Optimization has a clear geometric interpretation when S is a Euclidean space and f isn't too exotic. For example, if S = RExample:For the LongPath problem on a graph with n vertices, S is the set of all sequences of distinct vertices, f maps a sequence to its length, and C(s) returns 1 if each successive vertex in the sequence is a neighbor of the vertex before it, and false otherwise.

Optimization means finding the point in the S-plane at which the f(S) surface has the maximum or minimum value.

There are many algorithms for optimization in this kind of setting. An algorithm that starts with an initial point x in S and trys to move from x in small steps searching for nearby points with better f-values is doing

This is actually the big problem in optimization: finding local optima is easy, but finding the global optimum (or optima) is difficult ... you keep getting stuck in all those local optima. In fact, for NP-Hard problems the difficulty is that you may have exponentially many local optima to get stuck in!

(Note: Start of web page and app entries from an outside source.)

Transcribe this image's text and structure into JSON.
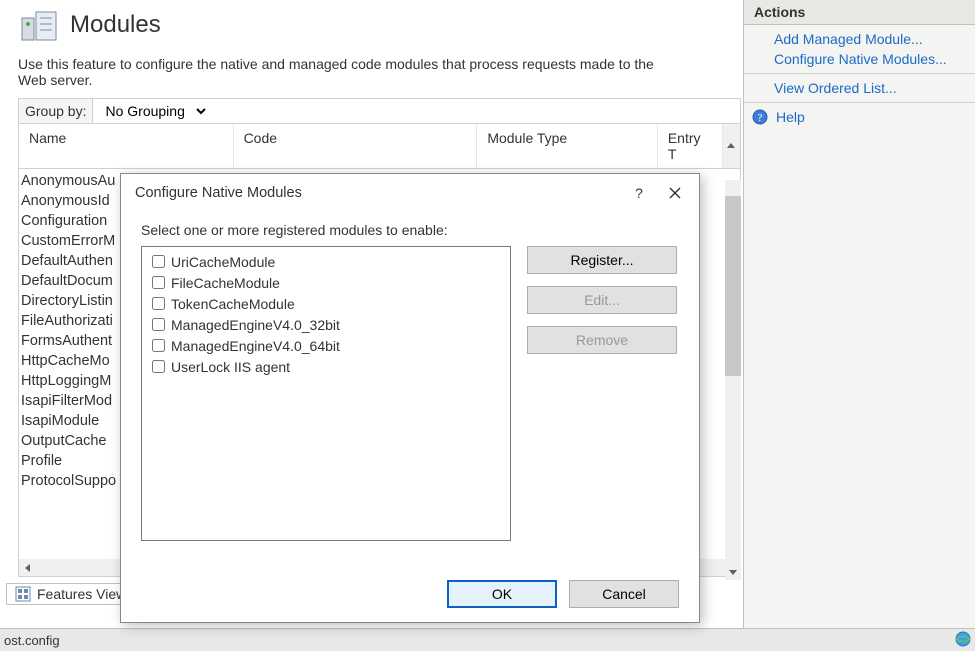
{
  "page": {
    "title": "Modules",
    "description": "Use this feature to configure the native and managed code modules that process requests made to the Web server."
  },
  "groupby": {
    "label": "Group by:",
    "selected": "No Grouping"
  },
  "grid": {
    "columns": {
      "name": "Name",
      "code": "Code",
      "module_type": "Module Type",
      "entry": "Entry T"
    },
    "rows": [
      {
        "name": "AnonymousAu"
      },
      {
        "name": "AnonymousId"
      },
      {
        "name": "Configuration"
      },
      {
        "name": "CustomErrorM"
      },
      {
        "name": "DefaultAuthen"
      },
      {
        "name": "DefaultDocum"
      },
      {
        "name": "DirectoryListin"
      },
      {
        "name": "FileAuthorizati"
      },
      {
        "name": "FormsAuthent"
      },
      {
        "name": "HttpCacheMo"
      },
      {
        "name": "HttpLoggingM"
      },
      {
        "name": "IsapiFilterMod"
      },
      {
        "name": "IsapiModule"
      },
      {
        "name": "OutputCache"
      },
      {
        "name": "Profile"
      },
      {
        "name": "ProtocolSuppo"
      }
    ]
  },
  "features_view": "Features View",
  "statusbar": {
    "text": "ost.config"
  },
  "actions": {
    "title": "Actions",
    "links": {
      "add_managed": "Add Managed Module...",
      "configure_native": "Configure Native Modules...",
      "view_ordered": "View Ordered List...",
      "help": "Help"
    }
  },
  "dialog": {
    "title": "Configure Native Modules",
    "instruction": "Select one or more registered modules to enable:",
    "modules": [
      "UriCacheModule",
      "FileCacheModule",
      "TokenCacheModule",
      "ManagedEngineV4.0_32bit",
      "ManagedEngineV4.0_64bit",
      "UserLock IIS agent"
    ],
    "buttons": {
      "register": "Register...",
      "edit": "Edit...",
      "remove": "Remove",
      "ok": "OK",
      "cancel": "Cancel"
    }
  }
}
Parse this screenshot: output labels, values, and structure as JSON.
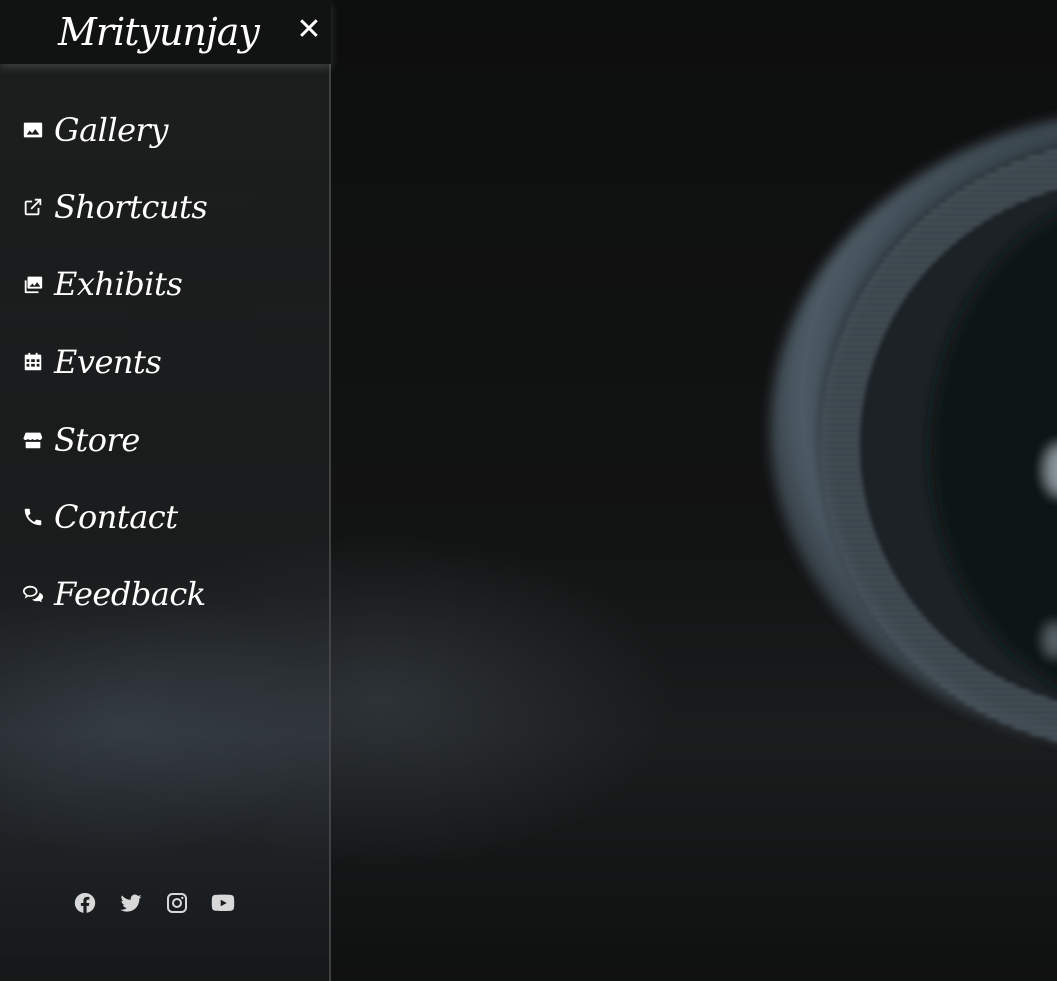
{
  "sidebar": {
    "brand": "Mrityunjay",
    "close_label": "✕",
    "items": [
      {
        "label": "Gallery",
        "icon": "image-icon"
      },
      {
        "label": "Shortcuts",
        "icon": "external-link-icon"
      },
      {
        "label": "Exhibits",
        "icon": "photo-library-icon"
      },
      {
        "label": "Events",
        "icon": "calendar-icon"
      },
      {
        "label": "Store",
        "icon": "store-icon"
      },
      {
        "label": "Contact",
        "icon": "phone-icon"
      },
      {
        "label": "Feedback",
        "icon": "chat-bubbles-icon"
      }
    ],
    "social": [
      {
        "icon": "facebook-icon"
      },
      {
        "icon": "twitter-icon"
      },
      {
        "icon": "instagram-icon"
      },
      {
        "icon": "youtube-icon"
      }
    ]
  },
  "colors": {
    "background": "#0b0c0c",
    "text": "#ffffff",
    "social_icon": "#d8d8d8"
  }
}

So what have we learned? We have a geometric view of
opimization: we're searching for peaks (or valleys) over the
space S. We have a concept of *local* optimization,
and we understand the pitfalls of local minima and maxima.

Using 2-OPT, which recall is equivalent to taking a sub-path of vertices in the cycle and reversing the sub-path, solution X = a→b→c→d→e→f and solution X' = a→b→d→c→e→f are neighbors (all you do is reverse c→d), but solution X'' = a→c→b→d→f→e is not a neighbor because it is two reversals (i.e. two 2-OPT moves) away.Seeing it this way, our "greedy + local optimization", i.e. taking a greedy solution and then repeatedly appling 2-OPT operations that improve the cycle until we get to a point that no 2-OPT operation reduces the cycle cost, is really just hill-climbing from the starting point provided by a greedy algorithm to a local optimum. With this picture in mind, we see the problem too: the local optimum we find may not be a global optimum.

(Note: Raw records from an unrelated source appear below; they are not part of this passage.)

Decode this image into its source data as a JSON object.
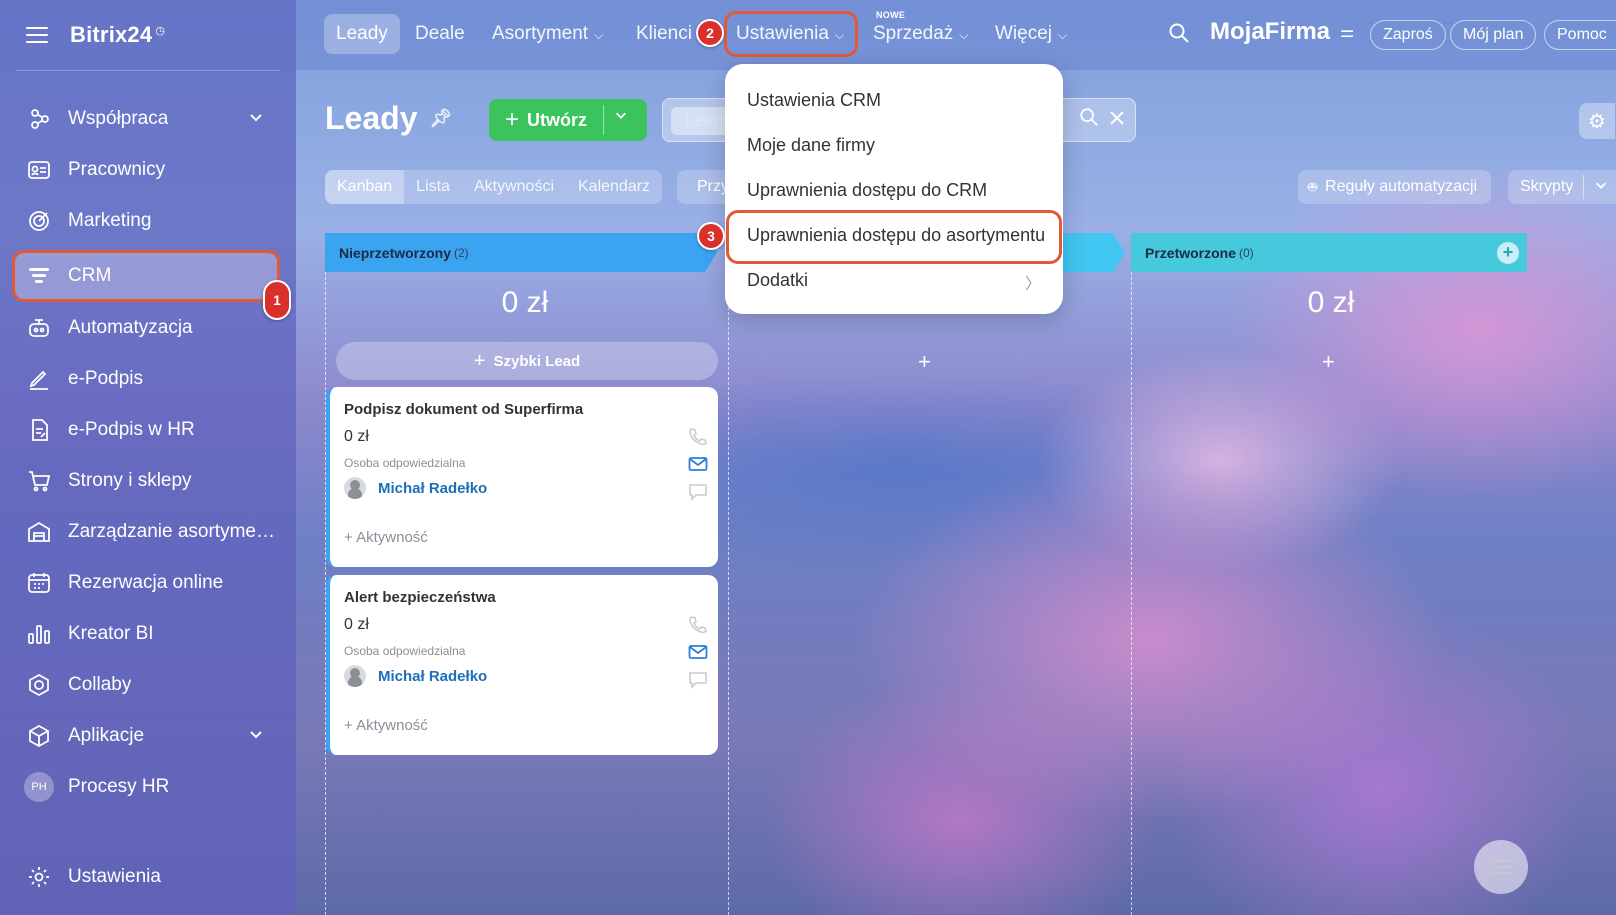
{
  "app": {
    "logo": "Bitrix24",
    "company": "MojaFirma"
  },
  "sidebar": {
    "items": [
      {
        "label": "Współpraca",
        "icon": "collaboration-icon",
        "has_chevron": true
      },
      {
        "label": "Pracownicy",
        "icon": "employees-icon"
      },
      {
        "label": "Marketing",
        "icon": "marketing-icon"
      },
      {
        "label": "CRM",
        "icon": "crm-funnel-icon",
        "active": true
      },
      {
        "label": "Automatyzacja",
        "icon": "automation-icon"
      },
      {
        "label": "e-Podpis",
        "icon": "signature-icon"
      },
      {
        "label": "e-Podpis w HR",
        "icon": "hr-signature-icon"
      },
      {
        "label": "Strony i sklepy",
        "icon": "cart-icon"
      },
      {
        "label": "Zarządzanie asortymen...",
        "icon": "inventory-icon"
      },
      {
        "label": "Rezerwacja online",
        "icon": "calendar-icon"
      },
      {
        "label": "Kreator BI",
        "icon": "bar-chart-icon"
      },
      {
        "label": "Collaby",
        "icon": "hexagon-icon"
      },
      {
        "label": "Aplikacje",
        "icon": "cube-icon",
        "has_chevron": true
      },
      {
        "label": "Procesy HR",
        "icon": "ph-badge",
        "badge": "PH"
      },
      {
        "label": "Ustawienia",
        "icon": "gear-icon"
      }
    ]
  },
  "topnav": {
    "tabs": [
      {
        "label": "Leady",
        "active": true
      },
      {
        "label": "Deale"
      },
      {
        "label": "Asortyment",
        "dropdown": true
      },
      {
        "label": "Klienci"
      },
      {
        "label": "Ustawienia",
        "dropdown": true,
        "highlighted": true
      },
      {
        "label": "Sprzedaż",
        "dropdown": true,
        "new_label": "NOWE"
      },
      {
        "label": "Więcej",
        "dropdown": true
      }
    ],
    "buttons": {
      "invite": "Zaproś",
      "plan": "Mój plan",
      "help": "Pomoc"
    }
  },
  "page": {
    "title": "Leady",
    "create_label": "Utwórz",
    "filter_chip": "Leady",
    "views": [
      "Kanban",
      "Lista",
      "Aktywności",
      "Kalendarz"
    ],
    "active_view": "Kanban",
    "przy_label": "Przy",
    "automation_rules": "Reguły automatyzacji",
    "scripts": "Skrypty"
  },
  "kanban": {
    "columns": [
      {
        "name": "Nieprzetworzony",
        "count": "(2)",
        "sum": "0 zł",
        "color": "#3aa4f0"
      },
      {
        "name": "",
        "count": "",
        "sum": "0 zł",
        "color": "#41c7f2"
      },
      {
        "name": "Przetworzone",
        "count": "(0)",
        "sum": "0 zł",
        "color": "#46c8dd"
      }
    ],
    "quick_lead": "Szybki Lead",
    "cards": [
      {
        "title": "Podpisz dokument od Superfirma",
        "amount": "0 zł",
        "responsible_label": "Osoba odpowiedzialna",
        "user": "Michał Radełko",
        "activity": "+ Aktywność"
      },
      {
        "title": "Alert bezpieczeństwa",
        "amount": "0 zł",
        "responsible_label": "Osoba odpowiedzialna",
        "user": "Michał Radełko",
        "activity": "+ Aktywność"
      }
    ]
  },
  "dropdown_menu": {
    "items": [
      {
        "label": "Ustawienia CRM"
      },
      {
        "label": "Moje dane firmy"
      },
      {
        "label": "Uprawnienia dostępu do CRM"
      },
      {
        "label": "Uprawnienia dostępu do asortymentu",
        "highlighted": true
      },
      {
        "label": "Dodatki",
        "submenu": true
      }
    ]
  },
  "annotations": {
    "steps": [
      "1",
      "2",
      "3"
    ],
    "highlight_color": "#e05a3a",
    "badge_color": "#d9302c"
  },
  "colors": {
    "create_button": "#3bc35d",
    "link": "#1e6fb8"
  }
}
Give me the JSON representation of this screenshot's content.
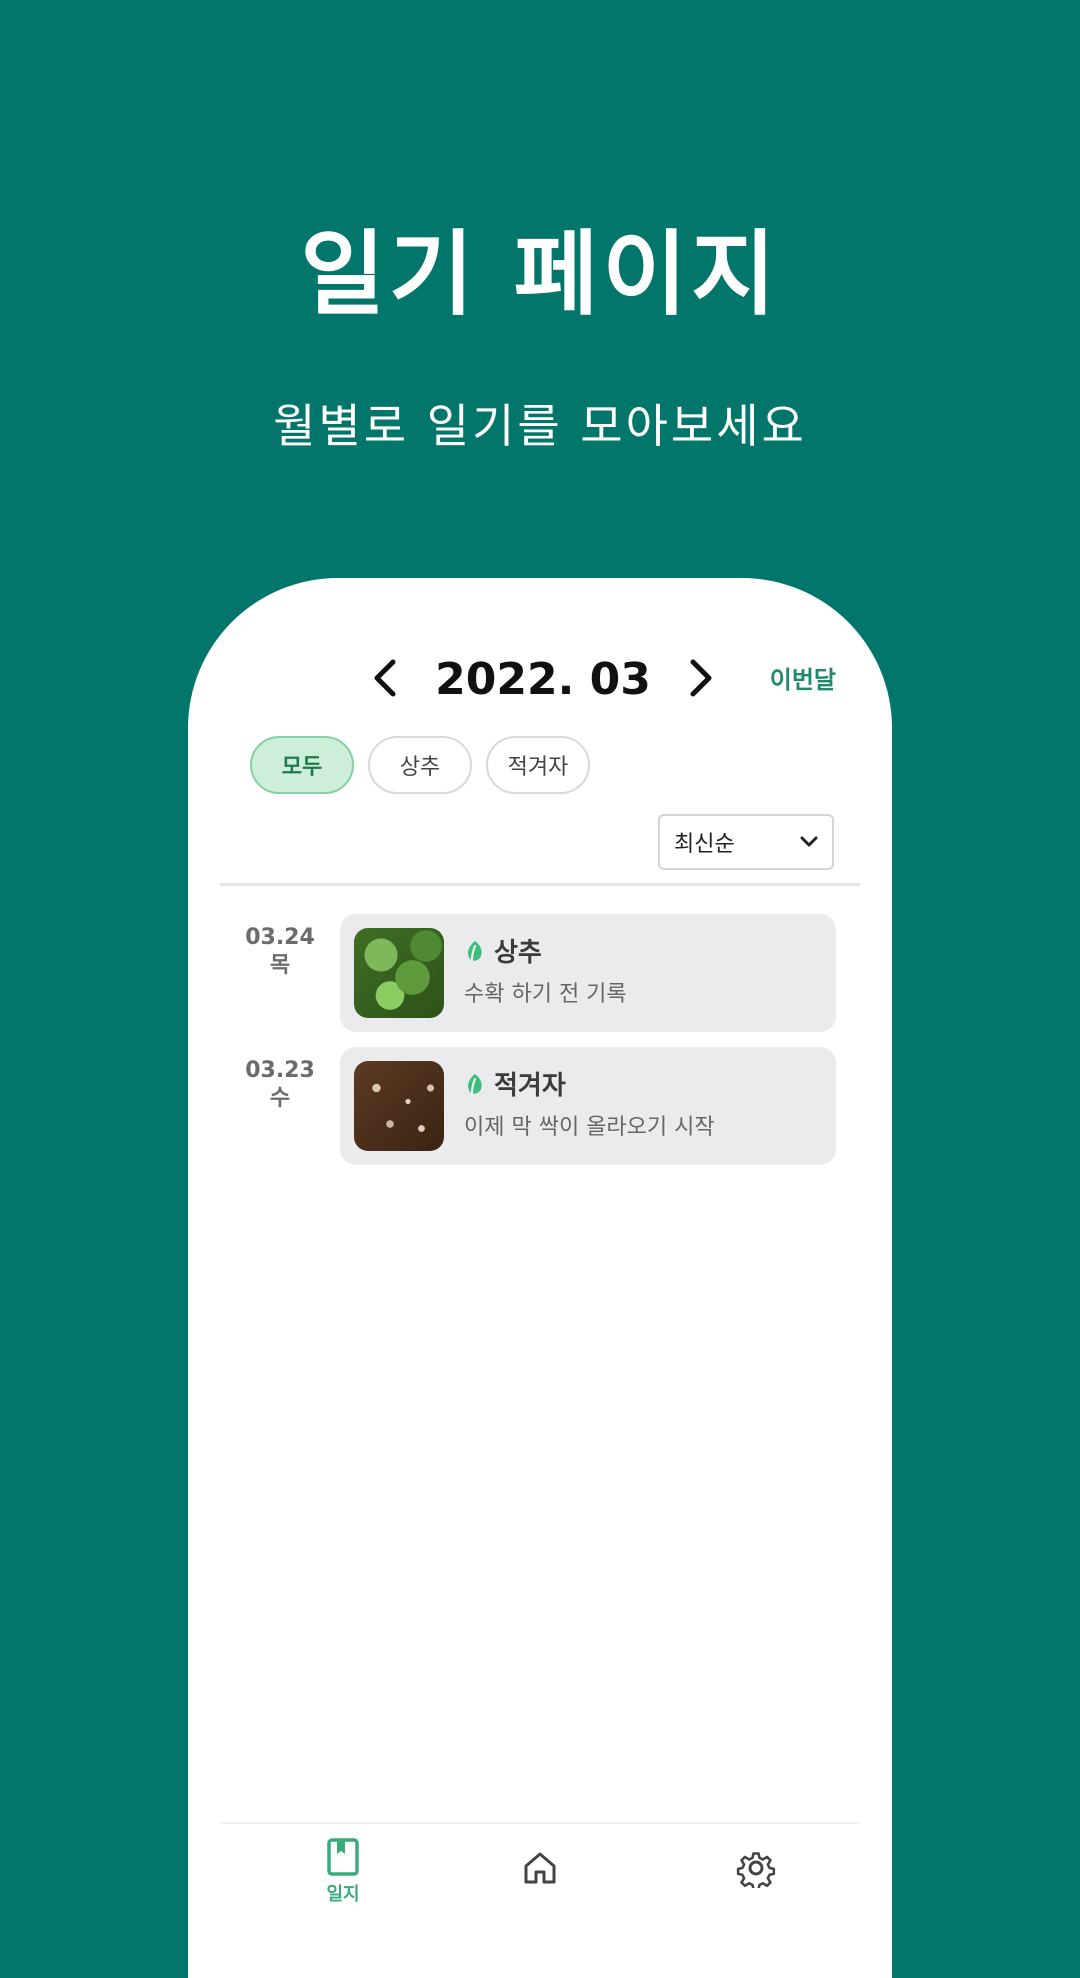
{
  "hero": {
    "title": "일기 페이지",
    "subtitle": "월별로 일기를 모아보세요"
  },
  "header": {
    "month": "2022. 03",
    "prev_icon": "chevron-left-icon",
    "next_icon": "chevron-right-icon",
    "this_month_label": "이번달"
  },
  "filters": {
    "chips": [
      {
        "label": "모두",
        "active": true
      },
      {
        "label": "상추",
        "active": false
      },
      {
        "label": "적겨자",
        "active": false
      }
    ]
  },
  "sort": {
    "selected": "최신순",
    "icon": "chevron-down-icon"
  },
  "entries": [
    {
      "date": "03.24",
      "weekday": "목",
      "plant": "상추",
      "description": "수확 하기 전 기록",
      "thumbnail": "lettuce-photo",
      "plant_icon": "leaf-icon"
    },
    {
      "date": "03.23",
      "weekday": "수",
      "plant": "적겨자",
      "description": "이제 막 싹이 올라오기 시작",
      "thumbnail": "soil-sprouts-photo",
      "plant_icon": "leaf-icon"
    }
  ],
  "bottom_nav": {
    "diary_label": "일지",
    "items": [
      "diary-icon",
      "home-icon",
      "settings-icon"
    ]
  },
  "colors": {
    "background": "#02766a",
    "accent": "#3cab7c",
    "chip_active_bg": "#cdeed9"
  }
}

What about applying "randomized greedy + local optimization" repeatedly? Well, we're just hoping that one of the starting points generated by the randomized greedy algorithm is close enough to a global minimum that our hill-climbing finds it instead of some sub-optimal local minimum.

**Reiteration time:** The "local" in local optimization
refers to solution points that are reachable in few operator
applications, not necessarily solution points that are near
in more comfortable ways. For example, consider squares a
and b on the chessboard below:

Me | Me | Me | Me | Me | Me |

M | M | M | M | M | M |

M | a | b | M | M | M |

M | M | M | M | M | M |

M | M | M | M | M | M |

- local optimum/minimum, or in a
- plateau, which is a very hard to spell region in S-space over which the f-surface is flat, with constant height, or in a
- ridge, which is a curve in S-space over which the f-surface has constant height

- Random Restart Hill Climbing - This is basically just what we suggested last class: repeatedly start with random solutions using local optimization to improve each of them.
- Local Beam Search - This is like doing k hill-climbing optimizations, but doing them simultaneously. For each of k solutions, we generate all neighboring solutions (i.e. reachable in a single operator application) and the k best of that huge pool of solutions become the new k solutions ... and we repeat.
- Simulated Annealing - We have a solution x and loop; at each iteration choose a random move from x (remember move means an operator application). If the move improves x, we always commit to it, otherwise we only commit to it with probability p. This probability actually depends on how much worse the solution we'd be moving to really is, and on how many iterations of this loop we've been through. In particular, the probability of accepting the move decreases with the number of loop iterations and the badness of the move. Thus, early on you tolerate a lot of random exploration, which you hope will land you near a global optimum at some point, while later on you basically work on finding the local optimum in the area you've settled into. This approach is based on mimicing the annealing process in metallurgy.
- Genetic Algorithms - This is another approach that mimics a natural phenomenon. Here the idea is to keep a population of k solutions, initially chosen randomly. At each step (or generation if we decide to roll with the analogy) we create a new population of k solutions by "mating" the most fit members of the population, i.e. those with the best f values. "Mating" here means that new solutions are built by combining two parent solutions. These new solution undergo "mutation" with some small fixed probability, where mutation is suspiciously like applying one of our operators for local optimization. How this mating is done is extremely problem-specific, and will require some explaining later. Genetic algorithms are extremely popular, but many critics feel that the appeal is in the metaphor, not in the utility of the approach. Still, genetic algorithms are easily the most popular of these approaches --- not just in computer science, but in all fields of science and engineering.